Kinesis Advantage 2

The Ultimate Programming Keyboard

Kinesis Advantage 2
Kinesis Advantage 2 LF
© Mohammed Saed


The Kinesis Advantage 2 is widely celebrated keyboard among hardcore programmers . It is considered the grandfather of split keyboards, and is loved by many writers and programmers from all around the world. If you have wrist or arm pains from countless hours of typing, then look no further! This mechanical keyboard is built with ergonomics and speed in mind. No more finger twisting key combinations, or over-arching pinkie strokes. The Kinesis will awaken your long forgotten thumbs from their slumber, and help you find new, effective, and more natural combinations to achieve flawless, painless typing.

First Encounter

Haru on a Kinesis
© Mohammed Saed

I first encountered the Kinesis back in 2012. Back then I was studying for my master’s degree in Tokyo, Japan. During my lab hours, I sat next to Haru a PhD student working on advanced game algorithms. He had an Arch Linux box running without a mouse and without any GUI whatsoever! On the other hand, I was proudly rocking my 2010 Apple MacBook Pro stuffed with applications from the App Store. I was a hardcore Apple fanboy then, but I always kept peeking across at Haru’s setup and thinking to myself this is why?!

Haru rarely spoke, as he knew very little English, and I very little Japanese. Whenever we communicated, it turned into a hilarious debate spoken in either infant level English or Japanese. None the less, we enjoyed each other’s company and shared a silent, mutual respect knowing we are all nerds with different toys. Haru never seized to amaze! He did everything from within the terminal. From writing code to surfing the Internet to sending emails and more. It was always enjoyable watching him do the things he did as his quick fingers rubbed naturally against the keyboard without ever leaving the home row.
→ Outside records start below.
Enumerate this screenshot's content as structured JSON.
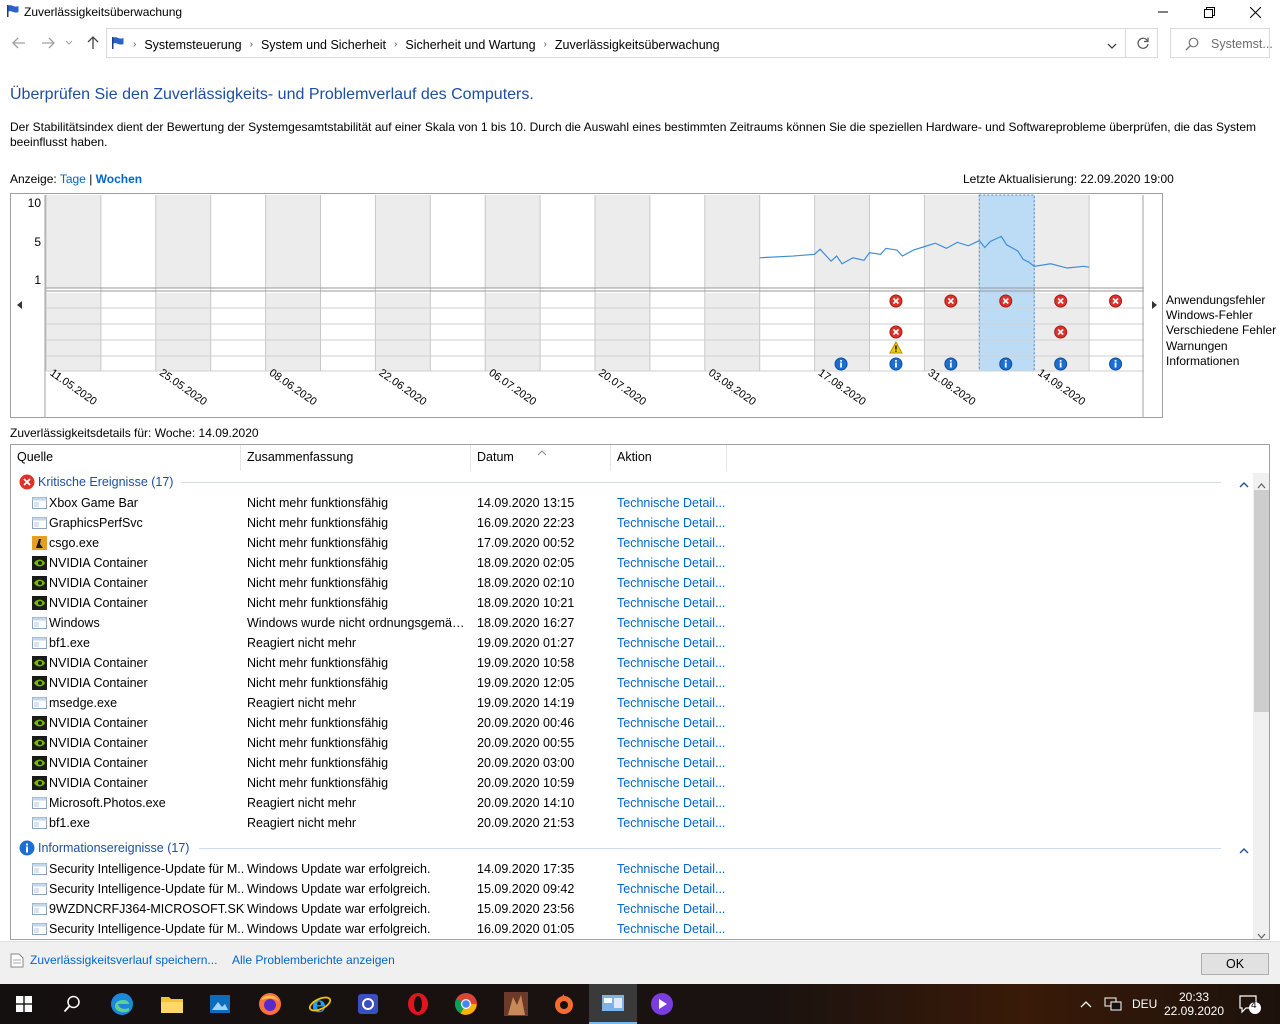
{
  "window": {
    "title": "Zuverlässigkeitsüberwachung"
  },
  "breadcrumb": [
    "Systemsteuerung",
    "System und Sicherheit",
    "Sicherheit und Wartung",
    "Zuverlässigkeitsüberwachung"
  ],
  "search": {
    "placeholder": "Systemst..."
  },
  "heading": "Überprüfen Sie den Zuverlässigkeits- und Problemverlauf des Computers.",
  "description": "Der Stabilitätsindex dient der Bewertung der Systemgesamtstabilität auf einer Skala von 1 bis 10. Durch die Auswahl eines bestimmten Zeitraums können Sie die speziellen Hardware- und Softwareprobleme überprüfen, die das System beeinflusst haben.",
  "view": {
    "label": "Anzeige:",
    "days": "Tage",
    "sep": "|",
    "weeks": "Wochen"
  },
  "last_update": "Letzte Aktualisierung: 22.09.2020 19:00",
  "chart_data": {
    "type": "line",
    "y_ticks": [
      "10",
      "5",
      "1"
    ],
    "ylim": [
      1,
      10
    ],
    "columns": 20,
    "selected_column": 18,
    "x_labels": [
      {
        "col": 1,
        "label": "11.05.2020"
      },
      {
        "col": 3,
        "label": "25.05.2020"
      },
      {
        "col": 5,
        "label": "08.06.2020"
      },
      {
        "col": 7,
        "label": "22.06.2020"
      },
      {
        "col": 9,
        "label": "06.07.2020"
      },
      {
        "col": 11,
        "label": "20.07.2020"
      },
      {
        "col": 13,
        "label": "03.08.2020"
      },
      {
        "col": 15,
        "label": "17.08.2020"
      },
      {
        "col": 17,
        "label": "31.08.2020"
      },
      {
        "col": 19,
        "label": "14.09.2020"
      }
    ],
    "stability": [
      [
        14.0,
        3.6
      ],
      [
        14.6,
        3.8
      ],
      [
        15.0,
        4.0
      ],
      [
        15.1,
        4.6
      ],
      [
        15.3,
        3.2
      ],
      [
        15.4,
        3.8
      ],
      [
        15.5,
        2.9
      ],
      [
        15.7,
        3.6
      ],
      [
        15.9,
        3.3
      ],
      [
        16.0,
        4.2
      ],
      [
        16.2,
        4.0
      ],
      [
        16.3,
        4.7
      ],
      [
        16.5,
        4.5
      ],
      [
        16.6,
        3.8
      ],
      [
        16.8,
        4.5
      ],
      [
        17.0,
        4.9
      ],
      [
        17.2,
        5.3
      ],
      [
        17.4,
        4.7
      ],
      [
        17.6,
        5.4
      ],
      [
        17.8,
        5.0
      ],
      [
        18.0,
        5.6
      ],
      [
        18.1,
        4.8
      ],
      [
        18.2,
        5.5
      ],
      [
        18.4,
        6.1
      ],
      [
        18.5,
        5.1
      ],
      [
        18.7,
        4.4
      ],
      [
        18.8,
        3.4
      ],
      [
        18.9,
        3.1
      ],
      [
        19.0,
        2.6
      ],
      [
        19.3,
        2.9
      ],
      [
        19.6,
        2.4
      ],
      [
        19.9,
        2.6
      ],
      [
        20.0,
        2.5
      ]
    ],
    "row_labels": [
      "Anwendungsfehler",
      "Windows-Fehler",
      "Verschiedene Fehler",
      "Warnungen",
      "Informationen"
    ],
    "markers": [
      {
        "row": 0,
        "col": 16,
        "kind": "error"
      },
      {
        "row": 0,
        "col": 17,
        "kind": "error"
      },
      {
        "row": 0,
        "col": 18,
        "kind": "error"
      },
      {
        "row": 0,
        "col": 19,
        "kind": "error"
      },
      {
        "row": 0,
        "col": 20,
        "kind": "error"
      },
      {
        "row": 2,
        "col": 16,
        "kind": "error"
      },
      {
        "row": 2,
        "col": 19,
        "kind": "error"
      },
      {
        "row": 3,
        "col": 16,
        "kind": "warning"
      },
      {
        "row": 4,
        "col": 15,
        "kind": "info"
      },
      {
        "row": 4,
        "col": 16,
        "kind": "info"
      },
      {
        "row": 4,
        "col": 17,
        "kind": "info"
      },
      {
        "row": 4,
        "col": 18,
        "kind": "info"
      },
      {
        "row": 4,
        "col": 19,
        "kind": "info"
      },
      {
        "row": 4,
        "col": 20,
        "kind": "info"
      }
    ]
  },
  "details_label": "Zuverlässigkeitsdetails für: Woche: 14.09.2020",
  "columns": {
    "source": "Quelle",
    "summary": "Zusammenfassung",
    "date": "Datum",
    "action": "Aktion"
  },
  "groups": [
    {
      "label": "Kritische Ereignisse (17)",
      "icon": "error",
      "rows": [
        {
          "src": "Xbox Game Bar",
          "icon": "app",
          "sum": "Nicht mehr funktionsfähig",
          "date": "14.09.2020 13:15",
          "act": "Technische Detail..."
        },
        {
          "src": "GraphicsPerfSvc",
          "icon": "app",
          "sum": "Nicht mehr funktionsfähig",
          "date": "16.09.2020 22:23",
          "act": "Technische Detail..."
        },
        {
          "src": "csgo.exe",
          "icon": "csgo",
          "sum": "Nicht mehr funktionsfähig",
          "date": "17.09.2020 00:52",
          "act": "Technische Detail..."
        },
        {
          "src": "NVIDIA Container",
          "icon": "nvidia",
          "sum": "Nicht mehr funktionsfähig",
          "date": "18.09.2020 02:05",
          "act": "Technische Detail..."
        },
        {
          "src": "NVIDIA Container",
          "icon": "nvidia",
          "sum": "Nicht mehr funktionsfähig",
          "date": "18.09.2020 02:10",
          "act": "Technische Detail..."
        },
        {
          "src": "NVIDIA Container",
          "icon": "nvidia",
          "sum": "Nicht mehr funktionsfähig",
          "date": "18.09.2020 10:21",
          "act": "Technische Detail..."
        },
        {
          "src": "Windows",
          "icon": "app",
          "sum": "Windows wurde nicht ordnungsgemäß ...",
          "date": "18.09.2020 16:27",
          "act": "Technische Detail..."
        },
        {
          "src": "bf1.exe",
          "icon": "app",
          "sum": "Reagiert nicht mehr",
          "date": "19.09.2020 01:27",
          "act": "Technische Detail..."
        },
        {
          "src": "NVIDIA Container",
          "icon": "nvidia",
          "sum": "Nicht mehr funktionsfähig",
          "date": "19.09.2020 10:58",
          "act": "Technische Detail..."
        },
        {
          "src": "NVIDIA Container",
          "icon": "nvidia",
          "sum": "Nicht mehr funktionsfähig",
          "date": "19.09.2020 12:05",
          "act": "Technische Detail..."
        },
        {
          "src": "msedge.exe",
          "icon": "app",
          "sum": "Reagiert nicht mehr",
          "date": "19.09.2020 14:19",
          "act": "Technische Detail..."
        },
        {
          "src": "NVIDIA Container",
          "icon": "nvidia",
          "sum": "Nicht mehr funktionsfähig",
          "date": "20.09.2020 00:46",
          "act": "Technische Detail..."
        },
        {
          "src": "NVIDIA Container",
          "icon": "nvidia",
          "sum": "Nicht mehr funktionsfähig",
          "date": "20.09.2020 00:55",
          "act": "Technische Detail..."
        },
        {
          "src": "NVIDIA Container",
          "icon": "nvidia",
          "sum": "Nicht mehr funktionsfähig",
          "date": "20.09.2020 03:00",
          "act": "Technische Detail..."
        },
        {
          "src": "NVIDIA Container",
          "icon": "nvidia",
          "sum": "Nicht mehr funktionsfähig",
          "date": "20.09.2020 10:59",
          "act": "Technische Detail..."
        },
        {
          "src": "Microsoft.Photos.exe",
          "icon": "app",
          "sum": "Reagiert nicht mehr",
          "date": "20.09.2020 14:10",
          "act": "Technische Detail..."
        },
        {
          "src": "bf1.exe",
          "icon": "app",
          "sum": "Reagiert nicht mehr",
          "date": "20.09.2020 21:53",
          "act": "Technische Detail..."
        }
      ]
    },
    {
      "label": "Informationsereignisse (17)",
      "icon": "info",
      "rows": [
        {
          "src": "Security Intelligence-Update für M...",
          "icon": "app",
          "sum": "Windows Update war erfolgreich.",
          "date": "14.09.2020 17:35",
          "act": "Technische Detail..."
        },
        {
          "src": "Security Intelligence-Update für M...",
          "icon": "app",
          "sum": "Windows Update war erfolgreich.",
          "date": "15.09.2020 09:42",
          "act": "Technische Detail..."
        },
        {
          "src": "9WZDNCRFJ364-MICROSOFT.SKY...",
          "icon": "app",
          "sum": "Windows Update war erfolgreich.",
          "date": "15.09.2020 23:56",
          "act": "Technische Detail..."
        },
        {
          "src": "Security Intelligence-Update für M...",
          "icon": "app",
          "sum": "Windows Update war erfolgreich.",
          "date": "16.09.2020 01:05",
          "act": "Technische Detail..."
        }
      ]
    }
  ],
  "footer": {
    "save_link": "Zuverlässigkeitsverlauf speichern...",
    "all_reports_link": "Alle Problemberichte anzeigen",
    "ok": "OK"
  },
  "taskbar": {
    "language": "DEU",
    "time": "20:33",
    "date": "22.09.2020",
    "notifications": "4"
  }
}
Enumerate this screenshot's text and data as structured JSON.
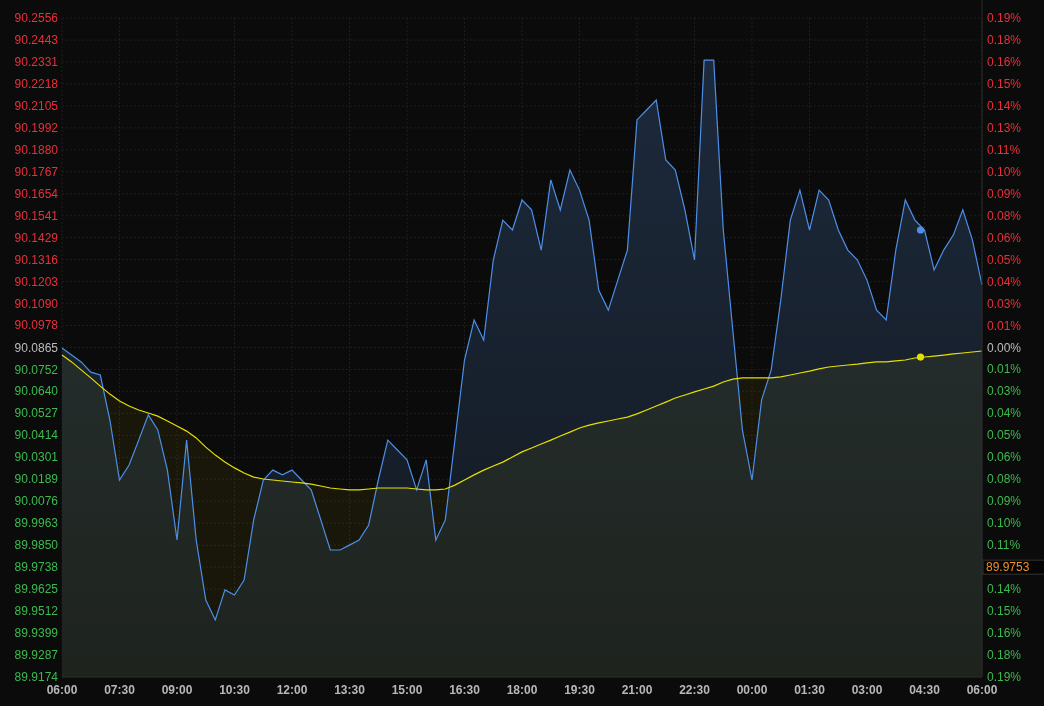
{
  "chart": {
    "chart_data": {
      "type": "area",
      "grid": true,
      "ylim": [
        89.9174,
        90.2556
      ],
      "categories": [
        "06:00",
        null,
        null,
        null,
        null,
        null,
        "07:30",
        null,
        null,
        null,
        null,
        null,
        "09:00",
        null,
        null,
        null,
        null,
        null,
        "10:30",
        null,
        null,
        null,
        null,
        null,
        "12:00",
        null,
        null,
        null,
        null,
        null,
        "13:30",
        null,
        null,
        null,
        null,
        null,
        "15:00",
        null,
        null,
        null,
        null,
        null,
        "16:30",
        null,
        null,
        null,
        null,
        null,
        "18:00",
        null,
        null,
        null,
        null,
        null,
        "19:30",
        null,
        null,
        null,
        null,
        null,
        "21:00",
        null,
        null,
        null,
        null,
        null,
        "22:30",
        null,
        null,
        null,
        null,
        null,
        "00:00",
        null,
        null,
        null,
        null,
        null,
        "01:30",
        null,
        null,
        null,
        null,
        null,
        "03:00",
        null,
        null,
        null,
        null,
        null,
        "04:30",
        null,
        null,
        null,
        null,
        null,
        "06:00"
      ],
      "yticks": [
        {
          "value": 90.2556,
          "label": "90.2556"
        },
        {
          "value": 90.2443,
          "label": "90.2443"
        },
        {
          "value": 90.2331,
          "label": "90.2331"
        },
        {
          "value": 90.2218,
          "label": "90.2218"
        },
        {
          "value": 90.2105,
          "label": "90.2105"
        },
        {
          "value": 90.1992,
          "label": "90.1992"
        },
        {
          "value": 90.188,
          "label": "90.1880"
        },
        {
          "value": 90.1767,
          "label": "90.1767"
        },
        {
          "value": 90.1654,
          "label": "90.1654"
        },
        {
          "value": 90.1541,
          "label": "90.1541"
        },
        {
          "value": 90.1429,
          "label": "90.1429"
        },
        {
          "value": 90.1316,
          "label": "90.1316"
        },
        {
          "value": 90.1203,
          "label": "90.1203"
        },
        {
          "value": 90.109,
          "label": "90.1090"
        },
        {
          "value": 90.0978,
          "label": "90.0978"
        },
        {
          "value": 90.0865,
          "label": "90.0865"
        },
        {
          "value": 90.0752,
          "label": "90.0752"
        },
        {
          "value": 90.064,
          "label": "90.0640"
        },
        {
          "value": 90.0527,
          "label": "90.0527"
        },
        {
          "value": 90.0414,
          "label": "90.0414"
        },
        {
          "value": 90.0301,
          "label": "90.0301"
        },
        {
          "value": 90.0189,
          "label": "90.0189"
        },
        {
          "value": 90.0076,
          "label": "90.0076"
        },
        {
          "value": 89.9963,
          "label": "89.9963"
        },
        {
          "value": 89.985,
          "label": "89.9850"
        },
        {
          "value": 89.9738,
          "label": "89.9738"
        },
        {
          "value": 89.9625,
          "label": "89.9625"
        },
        {
          "value": 89.9512,
          "label": "89.9512"
        },
        {
          "value": 89.9399,
          "label": "89.9399"
        },
        {
          "value": 89.9287,
          "label": "89.9287"
        },
        {
          "value": 89.9174,
          "label": "89.9174"
        }
      ],
      "series": [
        {
          "color": "#4d8fe8",
          "values": [
            90.0862,
            90.0827,
            90.0791,
            90.0739,
            90.0724,
            90.0493,
            90.0185,
            90.0262,
            90.039,
            90.0519,
            90.0442,
            90.0236,
            89.9877,
            90.039,
            89.9877,
            89.9569,
            89.9467,
            89.9621,
            89.9595,
            89.9672,
            89.998,
            90.0185,
            90.0236,
            90.0211,
            90.0236,
            90.0185,
            90.0134,
            89.998,
            89.9826,
            89.9826,
            89.9851,
            89.9877,
            89.9954,
            90.0185,
            90.039,
            90.0339,
            90.0288,
            90.0134,
            90.0288,
            89.9877,
            89.998,
            90.039,
            90.0801,
            90.1006,
            90.0903,
            90.1314,
            90.1519,
            90.1468,
            90.1622,
            90.1571,
            90.1365,
            90.1725,
            90.1571,
            90.1776,
            90.1673,
            90.1519,
            90.116,
            90.1057,
            90.1211,
            90.1365,
            90.2033,
            90.2084,
            90.2135,
            90.1827,
            90.1776,
            90.1571,
            90.1314,
            90.234,
            90.234,
            90.1468,
            90.0955,
            90.0442,
            90.0185,
            90.0596,
            90.075,
            90.1109,
            90.1519,
            90.1673,
            90.1468,
            90.1673,
            90.1622,
            90.1468,
            90.1365,
            90.1314,
            90.1211,
            90.1057,
            90.1006,
            90.1365,
            90.1622,
            90.1519,
            90.1468,
            90.1263,
            90.1365,
            90.1442,
            90.1571,
            90.1417,
            90.1186
          ]
        },
        {
          "color": "#e6e000",
          "values": [
            90.0826,
            90.0791,
            90.075,
            90.0709,
            90.0667,
            90.0626,
            90.059,
            90.0565,
            90.0544,
            90.0529,
            90.0513,
            90.0488,
            90.0462,
            90.0436,
            90.0401,
            90.0354,
            90.0313,
            90.0277,
            90.0247,
            90.0221,
            90.02,
            90.019,
            90.0185,
            90.018,
            90.0175,
            90.017,
            90.0164,
            90.0154,
            90.0144,
            90.0139,
            90.0134,
            90.0134,
            90.0139,
            90.0144,
            90.0144,
            90.0144,
            90.0144,
            90.0139,
            90.0134,
            90.0134,
            90.0139,
            90.0159,
            90.0185,
            90.0211,
            90.0236,
            90.0257,
            90.0277,
            90.0303,
            90.0329,
            90.0349,
            90.037,
            90.039,
            90.0411,
            90.0431,
            90.0452,
            90.0467,
            90.0478,
            90.0488,
            90.0498,
            90.0508,
            90.0524,
            90.0544,
            90.0565,
            90.0585,
            90.0606,
            90.0621,
            90.0637,
            90.0652,
            90.0667,
            90.0688,
            90.0703,
            90.0709,
            90.0709,
            90.0709,
            90.0709,
            90.0714,
            90.0724,
            90.0734,
            90.0744,
            90.0755,
            90.0765,
            90.077,
            90.0775,
            90.078,
            90.0786,
            90.0791,
            90.0791,
            90.0796,
            90.0801,
            90.0811,
            90.0816,
            90.0821,
            90.0826,
            90.0832,
            90.0837,
            90.0842,
            90.0847
          ]
        }
      ],
      "annotations": [
        {
          "x": "04:30"
        }
      ]
    },
    "right_axis": [
      {
        "kind": "up",
        "label": "0.19%"
      },
      {
        "kind": "up",
        "label": "0.18%"
      },
      {
        "kind": "up",
        "label": "0.16%"
      },
      {
        "kind": "up",
        "label": "0.15%"
      },
      {
        "kind": "up",
        "label": "0.14%"
      },
      {
        "kind": "up",
        "label": "0.13%"
      },
      {
        "kind": "up",
        "label": "0.11%"
      },
      {
        "kind": "up",
        "label": "0.10%"
      },
      {
        "kind": "up",
        "label": "0.09%"
      },
      {
        "kind": "up",
        "label": "0.08%"
      },
      {
        "kind": "up",
        "label": "0.06%"
      },
      {
        "kind": "up",
        "label": "0.05%"
      },
      {
        "kind": "up",
        "label": "0.04%"
      },
      {
        "kind": "up",
        "label": "0.03%"
      },
      {
        "kind": "up",
        "label": "0.01%"
      },
      {
        "kind": "flat",
        "label": "0.00%"
      },
      {
        "kind": "down",
        "label": "0.01%"
      },
      {
        "kind": "down",
        "label": "0.03%"
      },
      {
        "kind": "down",
        "label": "0.04%"
      },
      {
        "kind": "down",
        "label": "0.05%"
      },
      {
        "kind": "down",
        "label": "0.06%"
      },
      {
        "kind": "down",
        "label": "0.08%"
      },
      {
        "kind": "down",
        "label": "0.09%"
      },
      {
        "kind": "down",
        "label": "0.10%"
      },
      {
        "kind": "down",
        "label": "0.11%"
      },
      {
        "kind": "price-tag",
        "label": "89.9753"
      },
      {
        "kind": "down",
        "label": "0.14%"
      },
      {
        "kind": "down",
        "label": "0.15%"
      },
      {
        "kind": "down",
        "label": "0.16%"
      },
      {
        "kind": "down",
        "label": "0.18%"
      },
      {
        "kind": "down",
        "label": "0.19%"
      }
    ]
  }
}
What struck me first about the Kinesis was its design. Most notably, the concave key-wells. I remember thinking to myself, this must be custom made for aesthetic purposes, but then I examined the layout and it had both the traditional Qwerty and Dvorak layouts printed on its key caps. I didn’t understand the reasoning behind the design, and thought if I got used to that I might end up forgetting how to type on a regular, traditional keyboard. I kept making up reasons in my mind to discourage any kind constructive critique or admiration, but little did I know then that traditional keyboards - like the one on my MacBook - were designed after the original typewriters of the 1800s, and that original layout design - although great at the time - remained almost unchanged until now!

Problems of Old

Hansen Writing Ball

The typewriter designers of the 1800s had little consideration to ergonomics and usability. They designed their typewriters to appeal to the niche 1% of the rich class who can afford to buy an exotic machine just to type love letters to their mistresses of the time. These typewriter machines were all mechanical which forced a certain creative design that was dependant on the internal physical wiring. Some of these machines were exotic collectables; such as, the Hansen Writing Ball. Others were more practical; such as,